John Joseph Pershing was born near Laclede, Missouri, on 13 September 1860. He attended the State Normal School and then graduated from the United States Military Academy in 1886. He was commissioned a second lieutenant and served with the 6th Cavalry. From 1886 to 1890, he was assigned to duty in the Southwest and Northern Plains; he fought in the Wounded Knee campaigns. From 1891 to 1895, he taught military science at the University of Nebraska. He studied law while he was there and received his degree in 1893. Pershing was made a first lieutenant and assigned to the 10th Cavalry. Before the Spanish-American War, he taught tactics at West Point.
During the Spanish-American War, Pershing fought with the 10th Cavalry in Cuba. He participated in the San Juan Hill operations. Promoted to major of volunteers, Pershing was assigned to Army headquarters and the Office of the Assistant Secretary of War from 1898 to 1899. Pershing reverted to captain in 1901 and served with the 1st and then the 10th Cavalry. Pershing then served in the Philippines as a departmental adjutant general and engineer officer. From 1903 to 1904, he served with War Department General Staff, before attending the Army War College.

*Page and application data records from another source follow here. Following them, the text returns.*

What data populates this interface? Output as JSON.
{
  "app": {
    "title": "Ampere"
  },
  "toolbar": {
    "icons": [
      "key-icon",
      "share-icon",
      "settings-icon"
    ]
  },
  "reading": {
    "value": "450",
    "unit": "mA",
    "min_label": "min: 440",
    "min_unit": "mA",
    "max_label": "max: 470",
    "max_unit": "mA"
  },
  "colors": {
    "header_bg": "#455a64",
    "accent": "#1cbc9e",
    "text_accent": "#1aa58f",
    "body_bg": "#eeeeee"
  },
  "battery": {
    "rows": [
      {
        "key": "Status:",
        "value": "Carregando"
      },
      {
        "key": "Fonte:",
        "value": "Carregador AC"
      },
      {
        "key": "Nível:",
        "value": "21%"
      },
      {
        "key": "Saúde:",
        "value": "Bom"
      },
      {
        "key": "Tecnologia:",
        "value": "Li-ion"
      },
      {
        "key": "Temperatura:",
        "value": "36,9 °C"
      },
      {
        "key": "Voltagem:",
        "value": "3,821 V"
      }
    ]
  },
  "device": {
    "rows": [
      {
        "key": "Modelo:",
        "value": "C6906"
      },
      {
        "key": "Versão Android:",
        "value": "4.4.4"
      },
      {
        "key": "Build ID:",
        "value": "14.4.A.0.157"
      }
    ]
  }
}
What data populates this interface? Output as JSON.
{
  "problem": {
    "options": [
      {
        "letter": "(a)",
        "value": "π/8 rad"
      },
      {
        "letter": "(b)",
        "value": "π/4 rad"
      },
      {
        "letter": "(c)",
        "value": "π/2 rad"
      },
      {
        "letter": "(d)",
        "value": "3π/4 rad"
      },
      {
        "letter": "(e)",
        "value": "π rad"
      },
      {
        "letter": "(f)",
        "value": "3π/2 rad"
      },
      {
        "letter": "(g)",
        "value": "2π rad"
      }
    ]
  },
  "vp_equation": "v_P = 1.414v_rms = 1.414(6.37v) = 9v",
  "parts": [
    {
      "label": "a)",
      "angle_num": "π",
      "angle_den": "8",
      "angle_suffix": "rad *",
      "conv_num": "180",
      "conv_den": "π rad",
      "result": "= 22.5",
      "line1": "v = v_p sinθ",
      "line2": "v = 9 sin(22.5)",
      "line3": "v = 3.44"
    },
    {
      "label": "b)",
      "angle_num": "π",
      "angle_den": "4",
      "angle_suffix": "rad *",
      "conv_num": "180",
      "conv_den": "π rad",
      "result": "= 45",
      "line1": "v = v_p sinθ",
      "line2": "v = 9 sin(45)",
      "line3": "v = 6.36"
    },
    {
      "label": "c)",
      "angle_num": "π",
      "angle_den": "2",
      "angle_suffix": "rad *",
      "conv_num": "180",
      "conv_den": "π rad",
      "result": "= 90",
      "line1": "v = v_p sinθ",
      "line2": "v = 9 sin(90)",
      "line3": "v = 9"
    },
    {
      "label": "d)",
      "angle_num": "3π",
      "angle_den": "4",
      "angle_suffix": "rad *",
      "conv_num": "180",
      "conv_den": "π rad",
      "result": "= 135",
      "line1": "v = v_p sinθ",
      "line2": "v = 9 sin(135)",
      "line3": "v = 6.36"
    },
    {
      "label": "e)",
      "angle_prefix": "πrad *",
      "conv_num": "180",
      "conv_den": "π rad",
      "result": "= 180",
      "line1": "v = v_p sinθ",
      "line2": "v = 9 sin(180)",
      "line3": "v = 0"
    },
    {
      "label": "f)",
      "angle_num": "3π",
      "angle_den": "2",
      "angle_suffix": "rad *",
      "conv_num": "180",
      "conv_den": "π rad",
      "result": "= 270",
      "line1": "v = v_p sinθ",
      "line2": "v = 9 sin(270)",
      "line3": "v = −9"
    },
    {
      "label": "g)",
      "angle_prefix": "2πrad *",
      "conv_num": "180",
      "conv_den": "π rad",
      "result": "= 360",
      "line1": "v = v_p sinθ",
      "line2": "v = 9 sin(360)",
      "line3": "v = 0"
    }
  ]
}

In 1905, he married Frances Warren, and then was a military observer of the Russo-Japanese War.
President Theodore Roosevelt promoted Pershing to brigadier general over 862 senior-ranking officers in 1906. He successively commanded the Department of California and Fort McKinley. Later, he was assigned to the Office of the Chief of Staff and then served as governor of Moro Province. He commanded the 8th Infantry Brigade at the Presidio of San Francisco from 1914 to 1916. In 1915, his wife and three daughters were killed in a fire. In 1916, he led the Punitive Expedition into Mexico and was promoted to major general. In October, 1917, he was made a full general.
General Pershing led the American Expeditionary Forces during World War I. He was made General of the Armies of the United States in 1919. After the war, he prepared a report of the war and made extensive military inspections. From 1 July 1921 to 13 September 1924, he served as the Army Chief of Staff. He established the War Plans Board, urged national preparedness, supported officer schooling, and sought a well-regulated militia. Pershing retired from active duty in 1924. From 1923 to 1948, he was the chairman of the American Battle Monuments Commission. He died in Washington, D.C., on 15 July 1948.